=== INSTRUCTIONS TO FOLLOW ===
Check every line of the entries that follow, and copy the ones containing "caption".

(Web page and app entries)
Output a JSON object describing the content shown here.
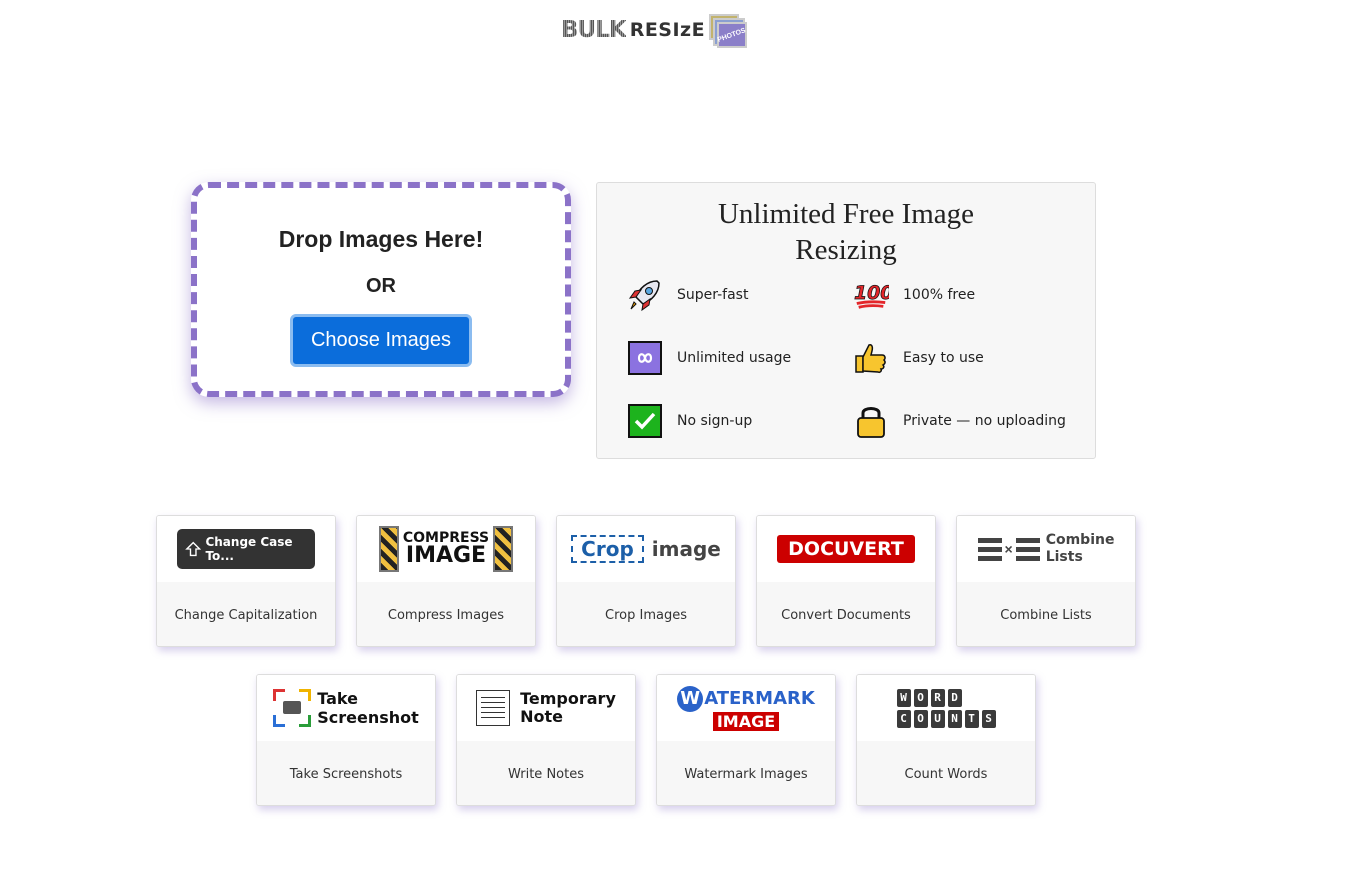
{
  "logo": {
    "bulk": "BULK",
    "resize": "RESIzE",
    "photos": "PHOTOS"
  },
  "dropzone": {
    "title": "Drop Images Here!",
    "or": "OR",
    "button": "Choose Images"
  },
  "features": {
    "title": "Unlimited Free Image Resizing",
    "items": [
      {
        "label": "Super-fast",
        "icon": "rocket-icon"
      },
      {
        "label": "100% free",
        "icon": "hundred-icon"
      },
      {
        "label": "Unlimited usage",
        "icon": "infinity-icon"
      },
      {
        "label": "Easy to use",
        "icon": "thumbs-up-icon"
      },
      {
        "label": "No sign-up",
        "icon": "check-mark-icon"
      },
      {
        "label": "Private — no uploading",
        "icon": "lock-icon"
      }
    ]
  },
  "tools": [
    {
      "caption": "Change Capitalization",
      "art": "Change Case To..."
    },
    {
      "caption": "Compress Images",
      "art_a": "COMPRESS",
      "art_b": "IMAGE"
    },
    {
      "caption": "Crop Images",
      "art_a": "Crop",
      "art_b": "image"
    },
    {
      "caption": "Convert Documents",
      "art": "DOCUVERT"
    },
    {
      "caption": "Combine Lists",
      "art_a": "Combine",
      "art_b": "Lists"
    },
    {
      "caption": "Take Screenshots",
      "art_a": "Take",
      "art_b": "Screenshot"
    },
    {
      "caption": "Write Notes",
      "art_a": "Temporary",
      "art_b": "Note"
    },
    {
      "caption": "Watermark Images",
      "art_a": "ATERMARK",
      "art_w": "W",
      "art_b": "IMAGE"
    },
    {
      "caption": "Count Words",
      "art_a": [
        "W",
        "O",
        "R",
        "D"
      ],
      "art_b": [
        "C",
        "O",
        "U",
        "N",
        "T",
        "S"
      ]
    }
  ],
  "colors": {
    "accent": "#8b72c8",
    "button": "#0b6ddb",
    "docuvert": "#cc0000"
  }
}
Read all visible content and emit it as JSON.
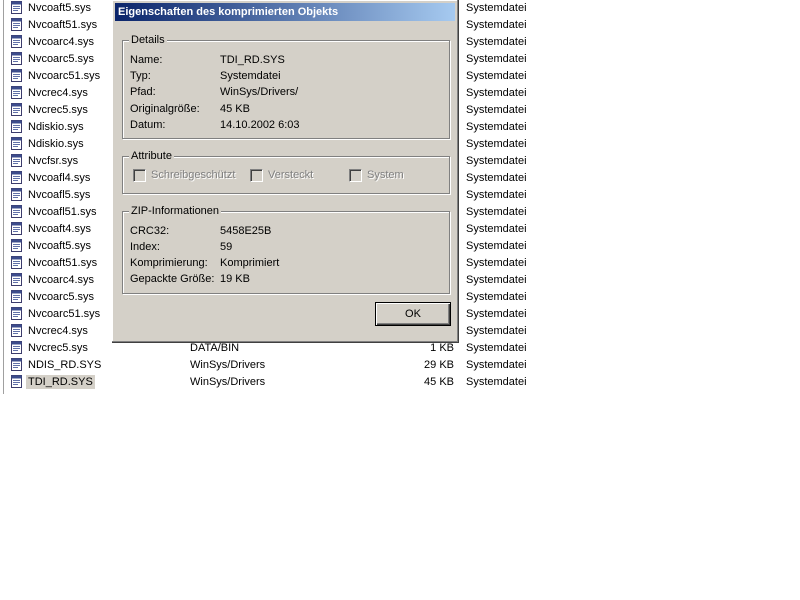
{
  "file_rows": [
    {
      "name": "Nvcoaft5.sys",
      "path": "",
      "size": "",
      "type": "Systemdatei"
    },
    {
      "name": "Nvcoaft51.sys",
      "path": "",
      "size": "",
      "type": "Systemdatei"
    },
    {
      "name": "Nvcoarc4.sys",
      "path": "",
      "size": "",
      "type": "Systemdatei"
    },
    {
      "name": "Nvcoarc5.sys",
      "path": "",
      "size": "",
      "type": "Systemdatei"
    },
    {
      "name": "Nvcoarc51.sys",
      "path": "",
      "size": "",
      "type": "Systemdatei"
    },
    {
      "name": "Nvcrec4.sys",
      "path": "",
      "size": "",
      "type": "Systemdatei"
    },
    {
      "name": "Nvcrec5.sys",
      "path": "",
      "size": "",
      "type": "Systemdatei"
    },
    {
      "name": "Ndiskio.sys",
      "path": "",
      "size": "",
      "type": "Systemdatei"
    },
    {
      "name": "Ndiskio.sys",
      "path": "",
      "size": "",
      "type": "Systemdatei"
    },
    {
      "name": "Nvcfsr.sys",
      "path": "",
      "size": "",
      "type": "Systemdatei"
    },
    {
      "name": "Nvcoafl4.sys",
      "path": "",
      "size": "",
      "type": "Systemdatei"
    },
    {
      "name": "Nvcoafl5.sys",
      "path": "",
      "size": "",
      "type": "Systemdatei"
    },
    {
      "name": "Nvcoafl51.sys",
      "path": "",
      "size": "",
      "type": "Systemdatei"
    },
    {
      "name": "Nvcoaft4.sys",
      "path": "",
      "size": "",
      "type": "Systemdatei"
    },
    {
      "name": "Nvcoaft5.sys",
      "path": "",
      "size": "",
      "type": "Systemdatei"
    },
    {
      "name": "Nvcoaft51.sys",
      "path": "",
      "size": "",
      "type": "Systemdatei"
    },
    {
      "name": "Nvcoarc4.sys",
      "path": "",
      "size": "",
      "type": "Systemdatei"
    },
    {
      "name": "Nvcoarc5.sys",
      "path": "",
      "size": "",
      "type": "Systemdatei"
    },
    {
      "name": "Nvcoarc51.sys",
      "path": "",
      "size": "",
      "type": "Systemdatei"
    },
    {
      "name": "Nvcrec4.sys",
      "path": "",
      "size": "",
      "type": "Systemdatei"
    },
    {
      "name": "Nvcrec5.sys",
      "path": "DATA/BIN",
      "size": "1 KB",
      "type": "Systemdatei"
    },
    {
      "name": "NDIS_RD.SYS",
      "path": "WinSys/Drivers",
      "size": "29 KB",
      "type": "Systemdatei"
    },
    {
      "name": "TDI_RD.SYS",
      "path": "WinSys/Drivers",
      "size": "45 KB",
      "type": "Systemdatei",
      "selected": true
    }
  ],
  "dialog": {
    "title": "Eigenschaften des komprimierten Objekts",
    "details": {
      "legend": "Details",
      "name_label": "Name:",
      "name_value": "TDI_RD.SYS",
      "type_label": "Typ:",
      "type_value": "Systemdatei",
      "path_label": "Pfad:",
      "path_value": "WinSys/Drivers/",
      "size_label": "Originalgröße:",
      "size_value": "45 KB",
      "date_label": "Datum:",
      "date_value": "14.10.2002 6:03"
    },
    "attributes": {
      "legend": "Attribute",
      "readonly_label": "Schreibgeschützt",
      "hidden_label": "Versteckt",
      "system_label": "System"
    },
    "zip": {
      "legend": "ZIP-Informationen",
      "crc_label": "CRC32:",
      "crc_value": "5458E25B",
      "index_label": "Index:",
      "index_value": "59",
      "compression_label": "Komprimierung:",
      "compression_value": "Komprimiert",
      "packed_label": "Gepackte Größe:",
      "packed_value": "19 KB"
    },
    "ok_label": "OK"
  }
}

=== REPLY TO THE EXERCISE ===
      "caption": "Change Capitalization",
      "caption": "Compress Images",
      "caption": "Crop Images",
      "caption": "Convert Documents",
      "caption": "Combine Lists",
      "caption": "Take Screenshots",
      "caption": "Write Notes",
      "caption": "Watermark Images",
      "caption": "Count Words",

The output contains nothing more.